He’s quick to give credit for Sisters and Brothers’ success to his chefs here, although they’d never had Nashville hot chicken before; they’re “a team of Chrises,” Chris Barton and Chris Howell, both Tom Douglas alums. Other staff come from Sitka & Spruce, Spinasse, Agrodolce — fine-dining dropouts who seem uniformly gratified to find themselves in this little spot with its red walls and easygoing manner. Manny remodeled it himself; it feels like a clubhouse that happens to serve wildly popular chicken. “Free Bird” might happen to be playing.

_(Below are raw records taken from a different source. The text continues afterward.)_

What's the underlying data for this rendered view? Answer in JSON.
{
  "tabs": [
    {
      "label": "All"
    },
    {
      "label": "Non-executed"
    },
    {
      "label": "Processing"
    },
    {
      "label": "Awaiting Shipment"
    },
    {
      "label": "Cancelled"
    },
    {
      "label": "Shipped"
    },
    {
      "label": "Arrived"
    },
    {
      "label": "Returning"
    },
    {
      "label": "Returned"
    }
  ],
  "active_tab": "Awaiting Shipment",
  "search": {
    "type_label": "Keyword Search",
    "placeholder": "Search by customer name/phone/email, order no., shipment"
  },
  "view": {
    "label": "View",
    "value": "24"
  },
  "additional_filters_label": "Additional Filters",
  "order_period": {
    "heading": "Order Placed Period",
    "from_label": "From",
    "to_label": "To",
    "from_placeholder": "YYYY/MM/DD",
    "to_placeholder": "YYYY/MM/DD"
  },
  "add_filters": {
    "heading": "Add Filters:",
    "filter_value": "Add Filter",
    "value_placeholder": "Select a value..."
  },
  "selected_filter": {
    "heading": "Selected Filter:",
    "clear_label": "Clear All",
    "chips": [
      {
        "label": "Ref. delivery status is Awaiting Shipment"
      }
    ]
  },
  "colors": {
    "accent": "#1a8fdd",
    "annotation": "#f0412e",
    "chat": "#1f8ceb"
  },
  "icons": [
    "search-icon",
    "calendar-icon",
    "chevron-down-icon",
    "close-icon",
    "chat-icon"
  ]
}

Sisters and Brothers’ chicken comes in three speeds: mild, hot and “insane” (you can also get it “naked” — none of the spice treatment — but why would you do that?). It might be hyperbolic to say it glows, but once you’re eating it, in any of its incarnations, it certainly feels that way. The druglike effect of intense spicy heat is well-known, and this chicken pulls your consciousness out of your mind and puts it into your mouth, radiating your being outward with a new purity. You might tear up a little bit, your mouth abuzz and your heart filled with an inchoate feeling about how good it is to be alive.

Manny recommends a Tecate Light pairing. (There’s Seattle Soda for the kids; while it looks like a dive bar, Sisters and Brothers is all-ages.) He points out that all the sides — including a stellar iceberg wedge salad and an extremely creamy mac and cheese, both with house-cured bacon lardons — are carefully calibrated as part of the experience, cooling and soothing. Even the bread-and-butter pickles are made with intention. “They’re so fresh and so clean,” Manny says, “much like the Outkast song.”

Manny has only good things to say about Nashville — he still owns a bar there, so he’d better — but he’s clearly overjoyed to be back home. Sitting in a booth at Sisters and Brothers, he marvels at the wide-open view down Boeing Field to Mount Rainier. The mountain isn’t even out today, but the clouds that amass around it are, he insists, just as good.